Robert Frank (The New York Times) describes Reich's book as a "grand debunking of conventional wisdom in the style of John Kenneth Galbraith" and indicates that "the main thrust of Reich’s argument is right on target".
Terry Burnham (Los Angeles Times) comments that "Reich’s view that our own human nature lies at the root of modern woes stands in refreshing contrast to standard left-right rhethoric". However, he faults Reich on his view of economic history and opines that American companies make enough profits to support social issues. Andrew Peaple writes that Reich's book is not a standard left-wing polemic and finds his list of remedies too short.

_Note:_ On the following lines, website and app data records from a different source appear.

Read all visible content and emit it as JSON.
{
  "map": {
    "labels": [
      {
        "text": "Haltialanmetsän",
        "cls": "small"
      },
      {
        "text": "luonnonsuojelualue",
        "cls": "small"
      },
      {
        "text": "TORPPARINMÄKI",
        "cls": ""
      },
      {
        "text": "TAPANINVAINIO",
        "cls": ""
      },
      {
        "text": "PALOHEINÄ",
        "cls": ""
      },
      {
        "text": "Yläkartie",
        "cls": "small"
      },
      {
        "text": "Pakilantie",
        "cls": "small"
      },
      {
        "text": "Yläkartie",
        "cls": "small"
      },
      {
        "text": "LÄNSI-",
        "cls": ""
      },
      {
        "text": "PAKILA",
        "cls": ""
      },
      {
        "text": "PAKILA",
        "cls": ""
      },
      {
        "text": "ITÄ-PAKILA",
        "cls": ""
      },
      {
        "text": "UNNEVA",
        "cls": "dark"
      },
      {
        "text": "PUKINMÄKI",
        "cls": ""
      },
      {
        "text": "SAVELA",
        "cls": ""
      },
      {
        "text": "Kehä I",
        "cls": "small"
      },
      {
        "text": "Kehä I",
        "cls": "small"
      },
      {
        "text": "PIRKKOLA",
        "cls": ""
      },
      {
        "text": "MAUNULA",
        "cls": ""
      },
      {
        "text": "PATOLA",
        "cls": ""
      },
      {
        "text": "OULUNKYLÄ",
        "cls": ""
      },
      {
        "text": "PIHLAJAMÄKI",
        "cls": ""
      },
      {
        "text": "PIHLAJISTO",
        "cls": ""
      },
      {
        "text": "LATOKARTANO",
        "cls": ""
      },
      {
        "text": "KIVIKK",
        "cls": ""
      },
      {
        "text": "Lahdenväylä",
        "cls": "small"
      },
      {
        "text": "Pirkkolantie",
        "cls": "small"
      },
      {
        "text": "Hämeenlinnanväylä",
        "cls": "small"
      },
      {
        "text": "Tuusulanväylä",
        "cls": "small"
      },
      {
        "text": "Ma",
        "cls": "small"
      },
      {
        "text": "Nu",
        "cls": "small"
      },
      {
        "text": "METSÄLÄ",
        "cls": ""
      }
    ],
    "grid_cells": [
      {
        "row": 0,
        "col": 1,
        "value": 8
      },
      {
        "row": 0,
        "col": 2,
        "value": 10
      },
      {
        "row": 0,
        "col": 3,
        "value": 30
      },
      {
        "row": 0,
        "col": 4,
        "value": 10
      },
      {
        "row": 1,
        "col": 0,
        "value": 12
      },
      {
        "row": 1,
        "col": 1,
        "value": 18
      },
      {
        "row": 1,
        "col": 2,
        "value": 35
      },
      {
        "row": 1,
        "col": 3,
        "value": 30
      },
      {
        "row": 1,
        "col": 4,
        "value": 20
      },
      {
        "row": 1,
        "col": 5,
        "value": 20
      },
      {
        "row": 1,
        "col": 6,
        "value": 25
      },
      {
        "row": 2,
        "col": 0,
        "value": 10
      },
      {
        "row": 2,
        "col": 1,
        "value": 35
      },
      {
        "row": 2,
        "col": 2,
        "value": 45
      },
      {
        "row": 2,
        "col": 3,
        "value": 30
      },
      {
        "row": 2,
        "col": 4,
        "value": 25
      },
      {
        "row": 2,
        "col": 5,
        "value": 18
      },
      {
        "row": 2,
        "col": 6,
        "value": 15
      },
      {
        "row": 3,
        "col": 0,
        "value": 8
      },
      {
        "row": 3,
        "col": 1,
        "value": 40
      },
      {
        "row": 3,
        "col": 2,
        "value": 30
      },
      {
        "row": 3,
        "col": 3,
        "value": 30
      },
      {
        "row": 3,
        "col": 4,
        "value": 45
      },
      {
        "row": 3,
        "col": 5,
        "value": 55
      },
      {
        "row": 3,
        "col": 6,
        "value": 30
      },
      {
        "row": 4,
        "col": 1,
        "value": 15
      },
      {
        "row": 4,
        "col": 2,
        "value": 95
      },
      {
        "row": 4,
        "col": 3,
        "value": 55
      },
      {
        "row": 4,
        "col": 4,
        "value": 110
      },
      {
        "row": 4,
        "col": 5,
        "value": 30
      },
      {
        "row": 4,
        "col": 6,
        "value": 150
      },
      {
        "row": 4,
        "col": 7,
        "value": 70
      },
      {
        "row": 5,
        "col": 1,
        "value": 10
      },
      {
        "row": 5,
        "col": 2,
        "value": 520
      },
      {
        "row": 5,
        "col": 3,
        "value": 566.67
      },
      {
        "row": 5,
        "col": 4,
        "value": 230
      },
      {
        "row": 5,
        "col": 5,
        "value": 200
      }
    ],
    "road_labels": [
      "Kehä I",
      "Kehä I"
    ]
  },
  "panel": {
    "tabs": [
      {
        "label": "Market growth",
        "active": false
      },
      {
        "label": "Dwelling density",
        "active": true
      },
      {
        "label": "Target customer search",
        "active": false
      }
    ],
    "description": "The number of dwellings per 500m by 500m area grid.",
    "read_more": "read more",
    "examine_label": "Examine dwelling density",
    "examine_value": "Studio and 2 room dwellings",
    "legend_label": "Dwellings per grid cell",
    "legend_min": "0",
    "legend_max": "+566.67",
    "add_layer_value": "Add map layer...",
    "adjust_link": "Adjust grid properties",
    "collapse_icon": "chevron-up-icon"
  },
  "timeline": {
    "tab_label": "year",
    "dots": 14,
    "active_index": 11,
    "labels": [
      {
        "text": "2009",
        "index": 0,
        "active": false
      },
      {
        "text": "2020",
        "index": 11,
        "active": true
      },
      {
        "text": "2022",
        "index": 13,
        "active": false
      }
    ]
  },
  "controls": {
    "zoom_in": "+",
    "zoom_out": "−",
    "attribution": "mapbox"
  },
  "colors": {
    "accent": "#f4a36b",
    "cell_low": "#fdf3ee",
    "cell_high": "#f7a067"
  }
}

Michael Maiello (Forbes) comments that "Reich turns the standard liberal critique of corporations on its head" when he asserts that it is the agenda of corporations just to pursue profits and "the government’s job to safeguard the social welfare" and remains unconvinced that Reich has a solution to the problem of entrenched political interests and citizen detachment.
- ^ Robert Frank (October 21, 2007). "Invisible Hands". The New York Times. Retrieved September 24, 2014.
- ^ Terry Burnham (September 28, 2007). "How capitalism on steroids influences our lives today". LA Times. Retrieved September 26, 2014.
- ^ Andrew Peaple (2008). "Supercapitalism: The Battle for Democracy in the Age of Big Business". The Society of Business Economists. Retrieved September 26, 2014.
- ^ Michael Maiello (September 6, 2007). "Govern Thyself". Forbes. Retrieved September 26, 2007.